In the survey, 30 percent of currently married women said that they were using some form of family planning and 26 percent were using a modern method. As in much of sub-Saharan Africa, “spacing” methods predominate. The most commonly used modern method of family planning was injectables, with 14.1 percent of women using that method, followed by the pill and female sterilization at 2.9 percent each. There has been a steady increase in family planning use, from 15 percent in 1995 and from 24 percent in 2006.
Click on image for full-sized version.
The decline in infant and child mortality, as reported in earlier surveys, has continued.

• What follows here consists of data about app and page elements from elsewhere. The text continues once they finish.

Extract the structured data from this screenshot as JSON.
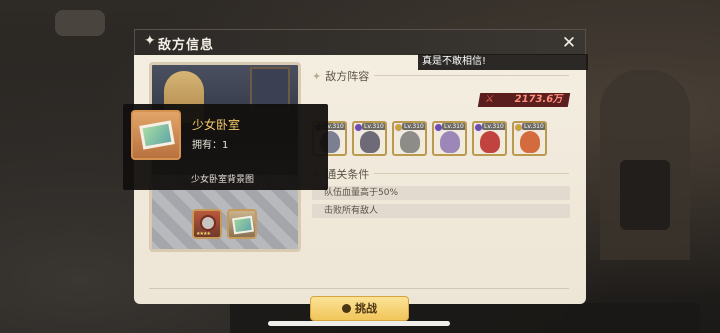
{
  "modal": {
    "title": "敌方信息",
    "close_icon": "close-x-icon"
  },
  "enemy_section": {
    "label": "敌方阵容",
    "power_value": "2173.6万"
  },
  "banner": {
    "text": "真是不敢相信!",
    "green_text": ""
  },
  "heroes": [
    {
      "level": "Lv.310",
      "color": "#7c7f92"
    },
    {
      "level": "Lv.310",
      "color": "#6e6a78"
    },
    {
      "level": "Lv.310",
      "color": "#8e8c88"
    },
    {
      "level": "Lv.310",
      "color": "#9d86b8"
    },
    {
      "level": "Lv.310",
      "color": "#c0433f"
    },
    {
      "level": "Lv.310",
      "color": "#d46b3f"
    }
  ],
  "conditions_section": {
    "label": "通关条件",
    "items": [
      "队伍血量高于50%",
      "击败所有敌人"
    ]
  },
  "rewards": [
    {
      "icon": "knight-helmet-icon"
    },
    {
      "icon": "photo-background-icon"
    }
  ],
  "challenge_button": {
    "label": "挑战"
  },
  "tooltip": {
    "name": "少女卧室",
    "owned": "拥有：1",
    "description": "少女卧室背景图"
  },
  "colors": {
    "panel": "#f1eadc",
    "title_bar": "#2d2a27",
    "button": "#f1c55a",
    "power": "#5b1e1e"
  }
}
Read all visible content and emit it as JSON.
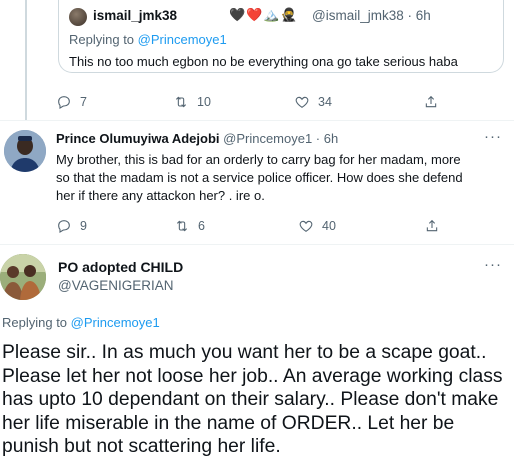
{
  "quoted_reply": {
    "name": "ismail_jmk38",
    "emoji": "🖤❤️🏔️🥷",
    "handle_time": "@ismail_jmk38 · 6h",
    "replying_prefix": "Replying to ",
    "replying_to": "@Princemoye1",
    "text": "This no too much egbon no be everything ona go take serious haba",
    "actions": {
      "replies": "7",
      "retweets": "10",
      "likes": "34"
    }
  },
  "tweet_2": {
    "name": "Prince Olumuyiwa Adejobi",
    "handle_time": "@Princemoye1 · 6h",
    "more": "···",
    "text": "My brother, this is bad for an orderly to carry bag for her madam, more so that the madam is not a service police officer. How does she defend her if there any attackon her? . ire o.",
    "actions": {
      "replies": "9",
      "retweets": "6",
      "likes": "40"
    }
  },
  "tweet_3": {
    "name": "PO adopted CHILD",
    "handle": "@VAGENIGERIAN",
    "more": "···",
    "replying_prefix": "Replying to ",
    "replying_to": "@Princemoye1",
    "text": "Please sir.. In as much you want her to be a scape goat.. Please let her not loose her job.. An average working class has upto 10 dependant on their salary.. Please don't make her life miserable in the name of ORDER.. Let her be punish but not scattering her life."
  },
  "icons": [
    "reply-icon",
    "retweet-icon",
    "like-icon",
    "share-icon",
    "more-icon"
  ]
}
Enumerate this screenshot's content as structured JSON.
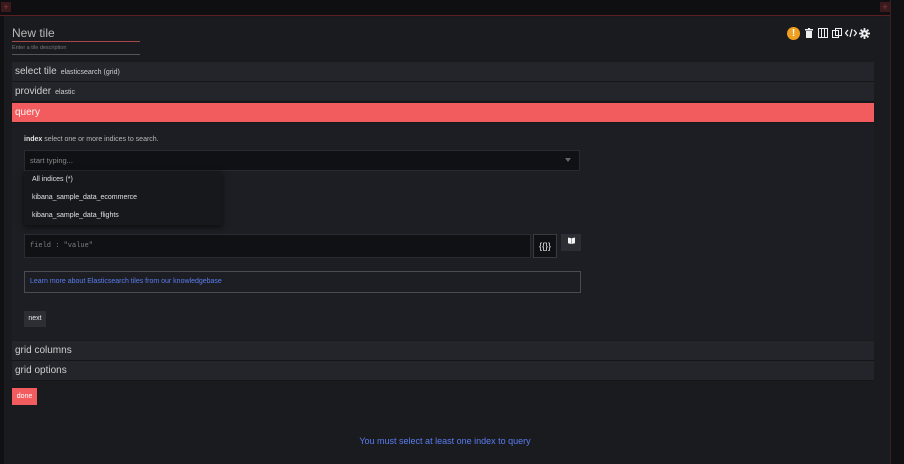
{
  "tile": {
    "title": "New tile",
    "description_placeholder": "Enter a tile description"
  },
  "toolbar": {
    "icons": [
      "warning-icon",
      "trash-icon",
      "columns-icon",
      "copy-icon",
      "code-icon",
      "gear-icon"
    ],
    "warning_glyph": "!"
  },
  "sections": {
    "select_tile": {
      "label": "select tile",
      "value": "elasticsearch (grid)"
    },
    "provider": {
      "label": "provider",
      "value": "elastic"
    },
    "query": {
      "label": "query"
    },
    "grid_columns": {
      "label": "grid columns"
    },
    "grid_options": {
      "label": "grid options"
    }
  },
  "query": {
    "index_label": "index",
    "index_hint": "select one or more indices to search.",
    "index_placeholder": "start typing...",
    "index_options": [
      "All indices (*)",
      "kibana_sample_data_ecommerce",
      "kibana_sample_data_flights"
    ],
    "query_placeholder": "field : \"value\"",
    "braces_label": "{{}}",
    "kb_link": "Learn more about Elasticsearch tiles from our knowledgebase",
    "next_label": "next"
  },
  "done_label": "done",
  "validation_message": "You must select at least one index to query",
  "colors": {
    "accent": "#f25c5f",
    "link": "#5b7df0",
    "warning": "#f0a020"
  }
}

The infant mortality rate (IMR) in the five years before the 2011 DHS was 54 infant deaths below age 1 per 1,000 live births, down from 81 in the 1995 DHS and 76 in the 2006 DHS. The level of the child death rate, ages 1-4, however, remains somewhat higher than might be expected at 38. It was 72 in 1995, not very different from infant mortality.
The Congo 2011-2012 Demographic and Health Survey (DHS) is the second DHS taken in the country and the preliminary report has just been released. The survey interviewed 10,819 women ages 15-49 and 5,145 men ages 15-59 from September 2011 to February 2012. A major finding of the survey was that fertility has not declined in the country since the previous DHS in 2005. The total fertility rate (TFR) report in the recent DHS for the three year period before the survey was 5.1 children per woman, 4.5 in urban areas and 6.5 in rural areas. This appears to represent an increase in the TFR since 2005 but the survey report cautions that there is likely to have been some understatement of the actual level of childbearing in the 2005 survey, particularly among women ages 25-29. Rural women accounted for two-thirds of those interviewed in the most recent survey of about 4 million population. The rather high TFR is reflected in the desire for large families. Among women with five living children, only 37.3 percent said they did not wish to have additional children. An additional 9.8 percent of that group said they were incapable of conceiving, however.
In the survey, 44.7 percent of currently married or in-union women said that they were using some form of family planning and 20 percent were using a modern method. The most common type of modern method was the male condom at 12.3 percent, a rather unusual pattern of contraceptive use in Africa. That was followed by the pill at 2.9 percent and injectables at 2.8 percent. This continues the often-observed preference in sub-Saharan Africa for methods to space births, not necessarily to limit them. The use of modern contraception was 24.6 percent in urban areas and 11.7 percent in rural areas. Modern contraception rose since the 2005 DHS when it was reported at 12.7 percent and the condom was also the most frequently used method at that time. The prevalence of HIV was reported in the 2009 AIDS Indicator Survey at 4.1 percent for women ages 15-49 and 2.1 percent of men of the same age group.
Indicators of maternal care reported in the survey were very good. Of mothers who had given birth in the five years before the survey, 92.6 percent had received prenatal care from a skilled provider; 93.6 percent had had a skilled attendant at delivery; and 91.5 percent had given birth in a health facility. Protection against neonatal tetanus, at 73.5 percent was good but needs improvement. Maternal health indicators were generally a little lower in rural areas but still quite good.